## [TASK REQUIREMENTS]
Please copy each line of the data that includes the string "Тахографы".

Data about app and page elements

# # # #

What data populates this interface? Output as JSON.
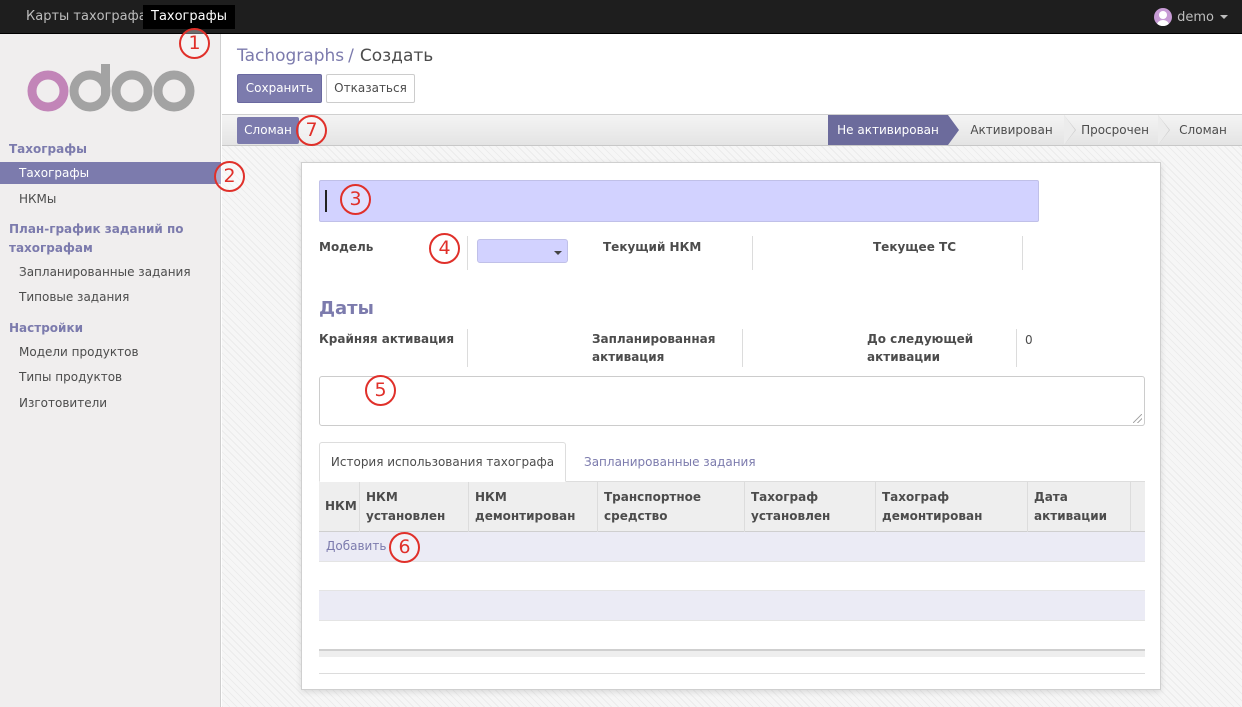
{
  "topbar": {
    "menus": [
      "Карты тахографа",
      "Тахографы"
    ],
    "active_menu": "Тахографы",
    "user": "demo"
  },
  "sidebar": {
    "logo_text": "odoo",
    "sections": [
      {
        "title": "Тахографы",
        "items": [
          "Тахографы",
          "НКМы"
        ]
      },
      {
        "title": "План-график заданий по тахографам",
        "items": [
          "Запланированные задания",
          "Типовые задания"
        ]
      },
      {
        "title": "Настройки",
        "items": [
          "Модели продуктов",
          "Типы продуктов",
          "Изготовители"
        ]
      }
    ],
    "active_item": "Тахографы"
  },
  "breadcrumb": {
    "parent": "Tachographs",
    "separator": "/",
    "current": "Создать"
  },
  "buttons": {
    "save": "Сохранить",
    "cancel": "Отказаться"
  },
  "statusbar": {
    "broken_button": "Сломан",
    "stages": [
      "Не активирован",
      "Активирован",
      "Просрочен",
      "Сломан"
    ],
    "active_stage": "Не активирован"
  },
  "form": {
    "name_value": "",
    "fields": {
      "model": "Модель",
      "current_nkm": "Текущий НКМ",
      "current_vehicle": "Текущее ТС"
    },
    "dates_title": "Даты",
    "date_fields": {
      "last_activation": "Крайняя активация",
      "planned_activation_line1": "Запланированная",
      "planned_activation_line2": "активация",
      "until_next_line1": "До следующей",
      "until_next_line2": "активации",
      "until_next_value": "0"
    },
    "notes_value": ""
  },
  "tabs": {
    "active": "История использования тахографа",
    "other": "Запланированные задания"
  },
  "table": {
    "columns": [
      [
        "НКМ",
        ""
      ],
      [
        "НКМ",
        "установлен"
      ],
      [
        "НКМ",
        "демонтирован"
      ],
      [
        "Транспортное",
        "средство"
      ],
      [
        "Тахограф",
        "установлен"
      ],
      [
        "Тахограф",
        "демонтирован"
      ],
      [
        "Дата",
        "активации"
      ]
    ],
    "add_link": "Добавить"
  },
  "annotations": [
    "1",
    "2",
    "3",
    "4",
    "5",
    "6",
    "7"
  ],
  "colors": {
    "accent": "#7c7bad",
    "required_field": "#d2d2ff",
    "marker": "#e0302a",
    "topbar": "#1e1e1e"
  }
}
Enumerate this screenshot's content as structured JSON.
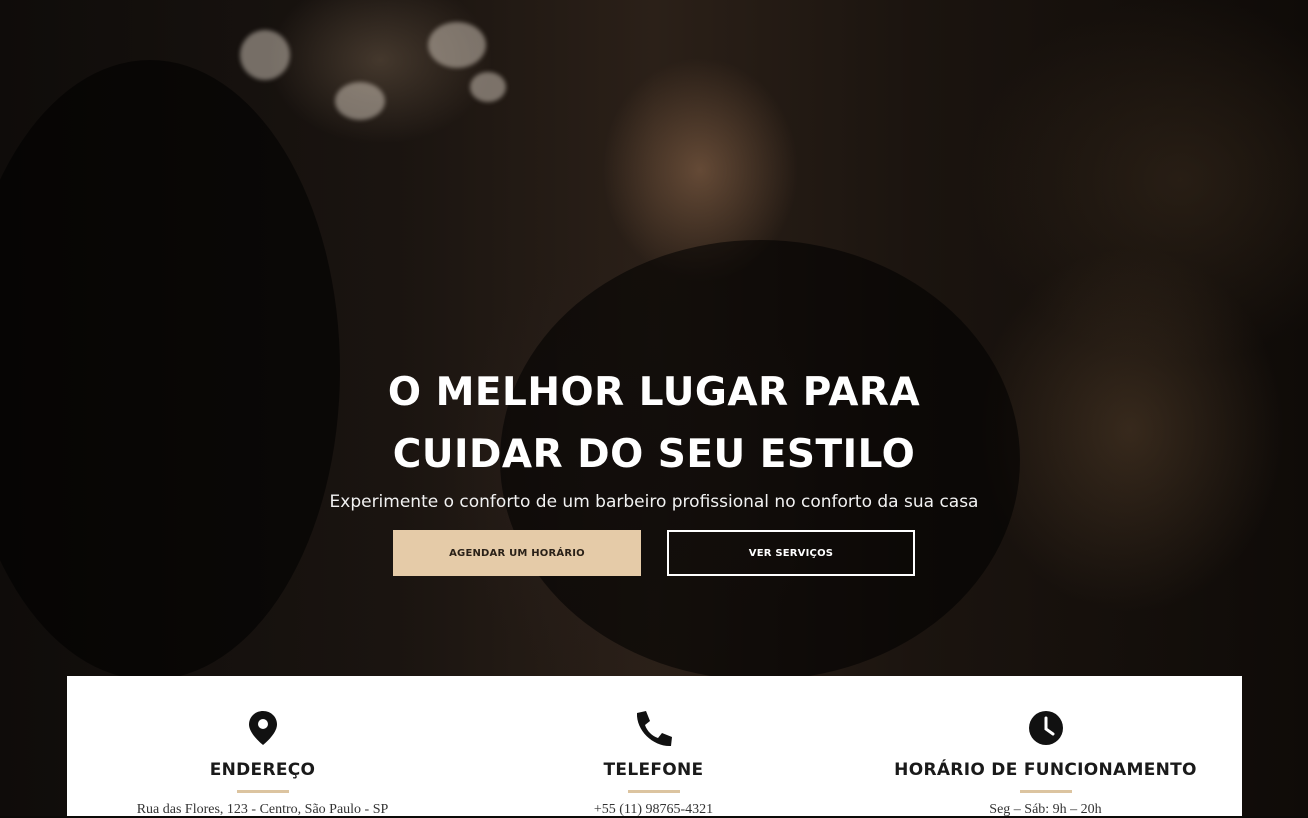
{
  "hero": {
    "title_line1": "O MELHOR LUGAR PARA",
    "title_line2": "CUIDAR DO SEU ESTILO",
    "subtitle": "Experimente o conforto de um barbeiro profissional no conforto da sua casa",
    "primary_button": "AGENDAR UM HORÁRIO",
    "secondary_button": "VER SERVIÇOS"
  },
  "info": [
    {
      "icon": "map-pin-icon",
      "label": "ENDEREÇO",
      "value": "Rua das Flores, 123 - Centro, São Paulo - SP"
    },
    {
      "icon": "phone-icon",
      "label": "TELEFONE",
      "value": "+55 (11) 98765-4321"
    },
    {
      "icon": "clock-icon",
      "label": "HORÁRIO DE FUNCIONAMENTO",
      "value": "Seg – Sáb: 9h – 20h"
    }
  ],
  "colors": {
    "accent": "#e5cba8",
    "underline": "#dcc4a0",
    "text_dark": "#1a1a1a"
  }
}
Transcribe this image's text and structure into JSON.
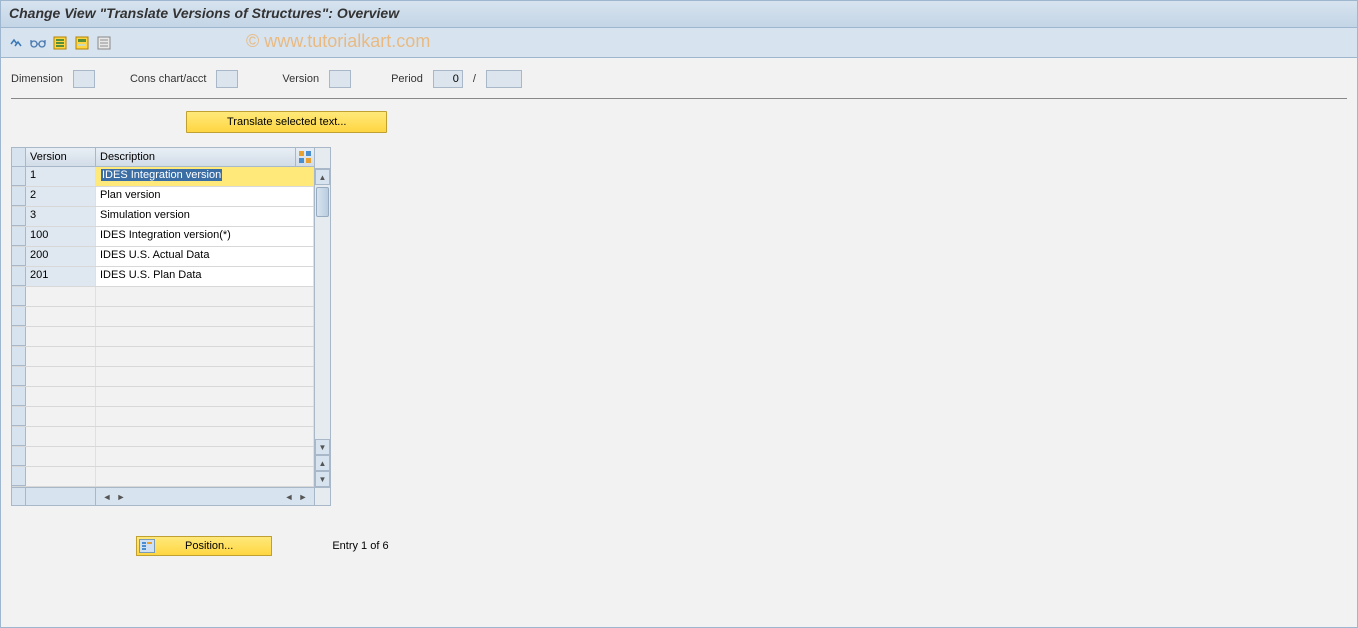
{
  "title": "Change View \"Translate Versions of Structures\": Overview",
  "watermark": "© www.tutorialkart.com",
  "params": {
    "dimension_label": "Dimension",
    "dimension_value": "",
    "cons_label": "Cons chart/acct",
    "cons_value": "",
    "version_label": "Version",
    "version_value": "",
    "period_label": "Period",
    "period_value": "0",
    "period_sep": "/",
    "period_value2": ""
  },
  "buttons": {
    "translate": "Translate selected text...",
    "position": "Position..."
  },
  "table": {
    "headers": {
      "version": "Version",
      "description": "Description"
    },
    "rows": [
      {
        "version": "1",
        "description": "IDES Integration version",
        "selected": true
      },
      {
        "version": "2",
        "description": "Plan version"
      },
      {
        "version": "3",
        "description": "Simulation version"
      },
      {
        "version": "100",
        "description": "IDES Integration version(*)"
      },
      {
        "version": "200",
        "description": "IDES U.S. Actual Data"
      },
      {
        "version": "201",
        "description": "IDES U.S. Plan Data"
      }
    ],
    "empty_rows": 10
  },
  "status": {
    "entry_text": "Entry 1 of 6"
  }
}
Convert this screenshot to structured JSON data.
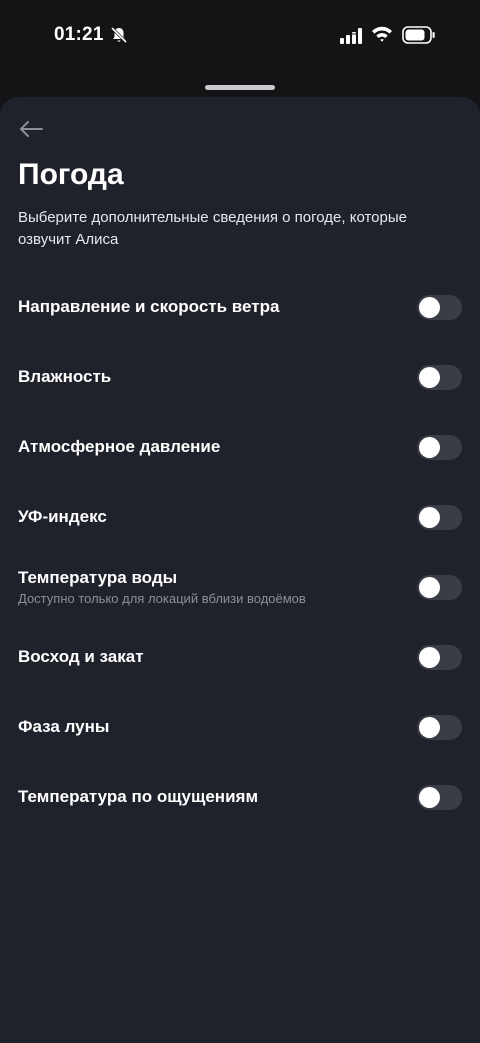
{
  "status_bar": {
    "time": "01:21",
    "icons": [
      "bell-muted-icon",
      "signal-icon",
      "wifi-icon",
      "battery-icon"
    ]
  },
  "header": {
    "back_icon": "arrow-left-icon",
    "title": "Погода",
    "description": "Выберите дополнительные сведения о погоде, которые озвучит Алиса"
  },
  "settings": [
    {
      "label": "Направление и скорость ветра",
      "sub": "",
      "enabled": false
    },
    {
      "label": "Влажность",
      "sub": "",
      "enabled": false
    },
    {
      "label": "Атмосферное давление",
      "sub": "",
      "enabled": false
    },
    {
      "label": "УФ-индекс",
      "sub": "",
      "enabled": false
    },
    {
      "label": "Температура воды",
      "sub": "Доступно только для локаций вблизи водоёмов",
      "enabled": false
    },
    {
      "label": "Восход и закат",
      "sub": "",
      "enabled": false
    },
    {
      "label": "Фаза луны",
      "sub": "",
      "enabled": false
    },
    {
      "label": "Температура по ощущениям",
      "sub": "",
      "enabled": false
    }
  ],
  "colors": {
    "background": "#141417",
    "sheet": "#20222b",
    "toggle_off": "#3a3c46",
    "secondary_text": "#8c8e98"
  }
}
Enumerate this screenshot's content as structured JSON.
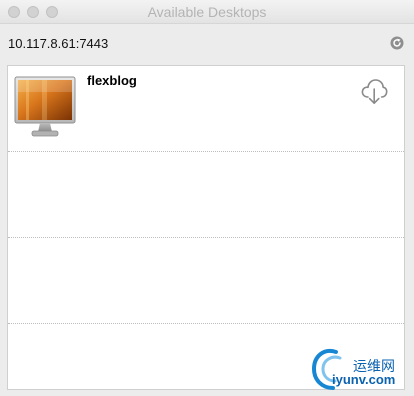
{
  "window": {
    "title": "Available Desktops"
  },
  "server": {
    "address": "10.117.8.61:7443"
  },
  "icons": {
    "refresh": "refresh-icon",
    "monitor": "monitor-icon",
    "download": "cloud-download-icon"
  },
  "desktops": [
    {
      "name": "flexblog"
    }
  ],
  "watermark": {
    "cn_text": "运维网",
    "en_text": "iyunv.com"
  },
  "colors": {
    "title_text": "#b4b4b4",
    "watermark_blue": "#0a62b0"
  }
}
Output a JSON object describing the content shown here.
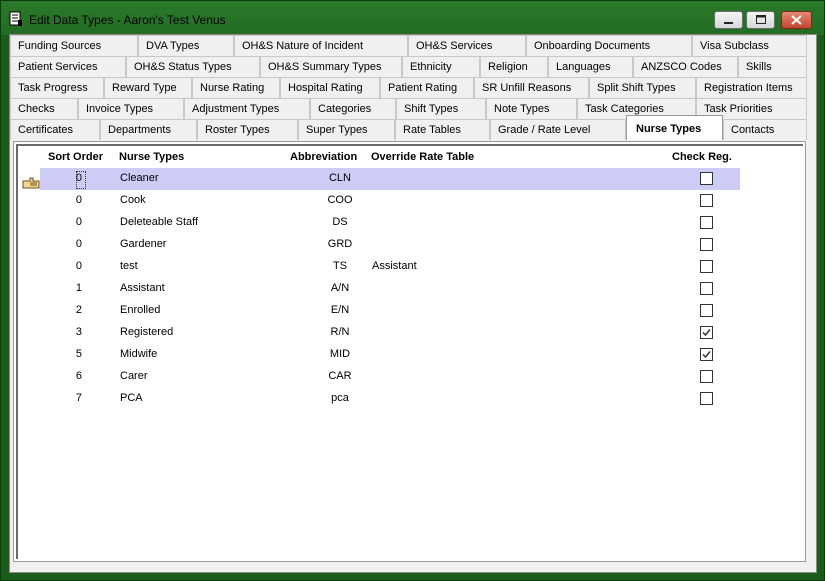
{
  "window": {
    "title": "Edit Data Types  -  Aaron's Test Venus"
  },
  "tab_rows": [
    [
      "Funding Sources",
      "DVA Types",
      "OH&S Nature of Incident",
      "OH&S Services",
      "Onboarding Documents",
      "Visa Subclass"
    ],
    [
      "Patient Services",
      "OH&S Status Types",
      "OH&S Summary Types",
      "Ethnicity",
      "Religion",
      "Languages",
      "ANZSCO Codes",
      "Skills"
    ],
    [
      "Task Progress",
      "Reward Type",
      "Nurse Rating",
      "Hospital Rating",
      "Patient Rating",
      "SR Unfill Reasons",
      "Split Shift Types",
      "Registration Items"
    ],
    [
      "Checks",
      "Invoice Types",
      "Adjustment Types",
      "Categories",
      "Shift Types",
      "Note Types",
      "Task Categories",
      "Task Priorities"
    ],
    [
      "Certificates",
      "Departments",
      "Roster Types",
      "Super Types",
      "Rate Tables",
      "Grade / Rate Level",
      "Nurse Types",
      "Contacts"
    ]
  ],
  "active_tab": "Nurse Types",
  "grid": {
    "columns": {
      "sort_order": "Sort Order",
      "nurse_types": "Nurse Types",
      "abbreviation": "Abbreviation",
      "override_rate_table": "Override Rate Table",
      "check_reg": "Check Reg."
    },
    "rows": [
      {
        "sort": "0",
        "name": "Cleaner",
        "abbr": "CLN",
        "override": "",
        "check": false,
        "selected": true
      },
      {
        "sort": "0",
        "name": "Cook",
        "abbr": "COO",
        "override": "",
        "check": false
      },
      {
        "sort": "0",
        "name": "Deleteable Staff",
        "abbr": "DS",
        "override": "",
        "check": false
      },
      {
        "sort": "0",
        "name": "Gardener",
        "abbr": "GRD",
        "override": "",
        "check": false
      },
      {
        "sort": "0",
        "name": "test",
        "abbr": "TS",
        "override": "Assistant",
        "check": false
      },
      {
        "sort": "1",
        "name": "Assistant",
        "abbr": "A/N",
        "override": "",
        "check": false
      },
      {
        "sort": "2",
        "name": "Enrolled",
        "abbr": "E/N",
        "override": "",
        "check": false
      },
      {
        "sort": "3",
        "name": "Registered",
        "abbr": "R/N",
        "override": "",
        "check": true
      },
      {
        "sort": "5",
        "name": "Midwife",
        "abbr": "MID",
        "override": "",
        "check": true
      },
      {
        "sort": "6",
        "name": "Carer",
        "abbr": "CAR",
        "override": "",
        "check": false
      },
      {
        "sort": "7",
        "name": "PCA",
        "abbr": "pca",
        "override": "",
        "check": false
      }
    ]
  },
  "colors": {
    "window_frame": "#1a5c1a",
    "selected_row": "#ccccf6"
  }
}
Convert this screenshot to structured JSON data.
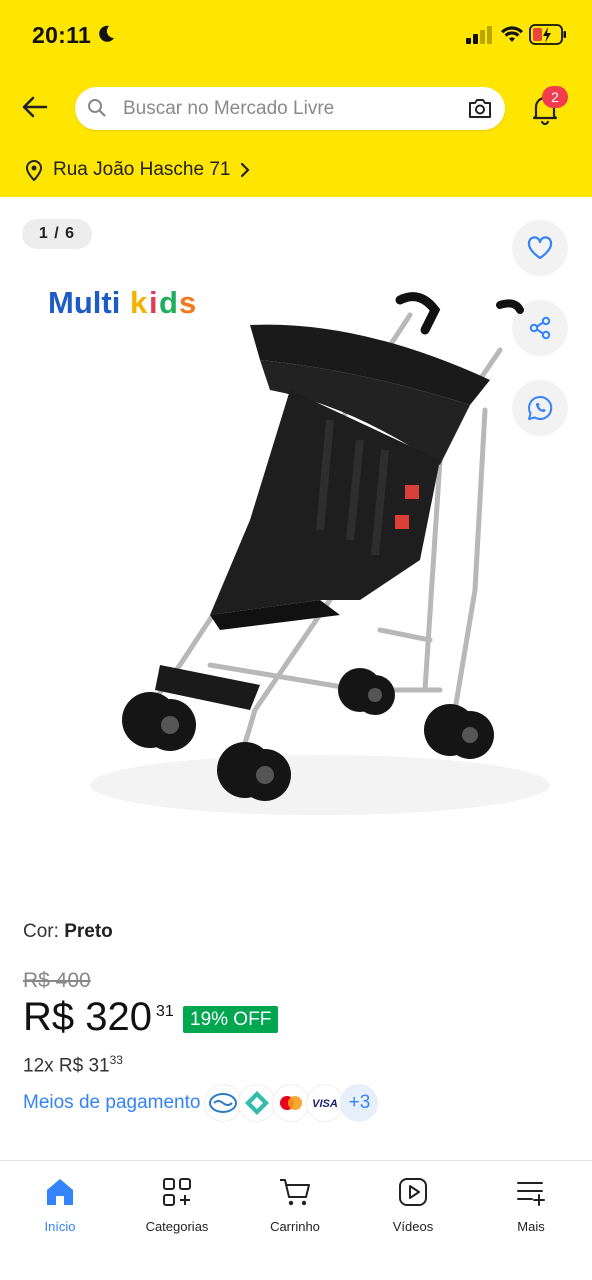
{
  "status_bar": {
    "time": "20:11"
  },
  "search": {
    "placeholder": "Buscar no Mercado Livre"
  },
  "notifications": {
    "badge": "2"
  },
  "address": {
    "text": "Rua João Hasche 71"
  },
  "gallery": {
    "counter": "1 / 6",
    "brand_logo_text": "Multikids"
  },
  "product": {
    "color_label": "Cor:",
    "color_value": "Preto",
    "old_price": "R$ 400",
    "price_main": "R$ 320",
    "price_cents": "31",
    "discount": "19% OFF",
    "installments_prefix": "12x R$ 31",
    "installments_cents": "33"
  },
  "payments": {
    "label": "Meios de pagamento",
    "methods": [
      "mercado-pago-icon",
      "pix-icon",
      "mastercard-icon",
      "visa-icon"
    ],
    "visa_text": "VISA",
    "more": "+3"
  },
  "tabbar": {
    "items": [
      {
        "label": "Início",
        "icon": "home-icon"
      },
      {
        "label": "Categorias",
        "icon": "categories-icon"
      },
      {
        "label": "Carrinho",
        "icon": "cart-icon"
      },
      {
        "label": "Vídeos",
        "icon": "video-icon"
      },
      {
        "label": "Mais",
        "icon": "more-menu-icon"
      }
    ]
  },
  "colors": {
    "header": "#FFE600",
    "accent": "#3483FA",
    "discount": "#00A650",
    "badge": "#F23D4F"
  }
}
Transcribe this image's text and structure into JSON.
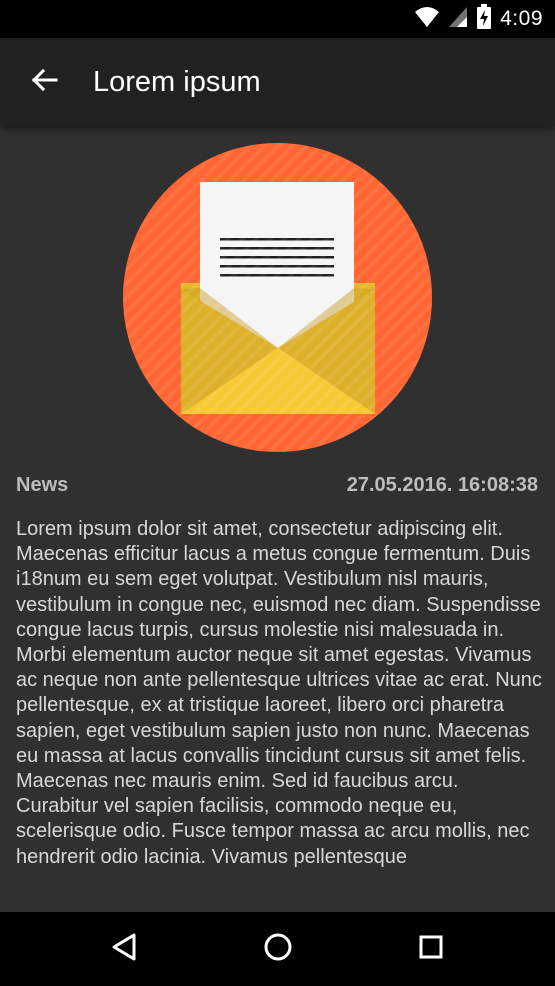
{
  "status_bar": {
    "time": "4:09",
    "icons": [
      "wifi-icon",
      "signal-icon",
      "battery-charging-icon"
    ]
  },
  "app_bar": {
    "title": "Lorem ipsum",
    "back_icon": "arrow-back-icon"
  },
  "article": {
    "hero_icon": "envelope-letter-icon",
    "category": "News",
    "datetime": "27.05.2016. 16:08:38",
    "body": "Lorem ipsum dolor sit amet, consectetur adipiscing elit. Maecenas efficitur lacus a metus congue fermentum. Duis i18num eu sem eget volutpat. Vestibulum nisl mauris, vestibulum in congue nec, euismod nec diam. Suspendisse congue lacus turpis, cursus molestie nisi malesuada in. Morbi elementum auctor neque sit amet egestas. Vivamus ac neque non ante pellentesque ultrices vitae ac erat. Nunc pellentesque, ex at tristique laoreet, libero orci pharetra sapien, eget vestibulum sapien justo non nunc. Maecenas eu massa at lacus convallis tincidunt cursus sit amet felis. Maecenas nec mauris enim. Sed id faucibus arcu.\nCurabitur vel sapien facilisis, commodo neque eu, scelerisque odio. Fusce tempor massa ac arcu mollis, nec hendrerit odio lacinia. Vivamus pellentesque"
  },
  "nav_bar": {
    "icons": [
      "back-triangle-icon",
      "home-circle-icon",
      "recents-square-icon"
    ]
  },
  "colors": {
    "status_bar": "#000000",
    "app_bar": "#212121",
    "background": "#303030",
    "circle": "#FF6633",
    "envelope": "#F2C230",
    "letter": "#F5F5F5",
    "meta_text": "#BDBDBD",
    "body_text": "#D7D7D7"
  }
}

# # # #

## [EXERCISE RESULT]
      "Тахографы"
    "active_menu": "Тахографы",
        "title": "Тахографы",
          "Тахографы",
    "active_item": "Тахографы"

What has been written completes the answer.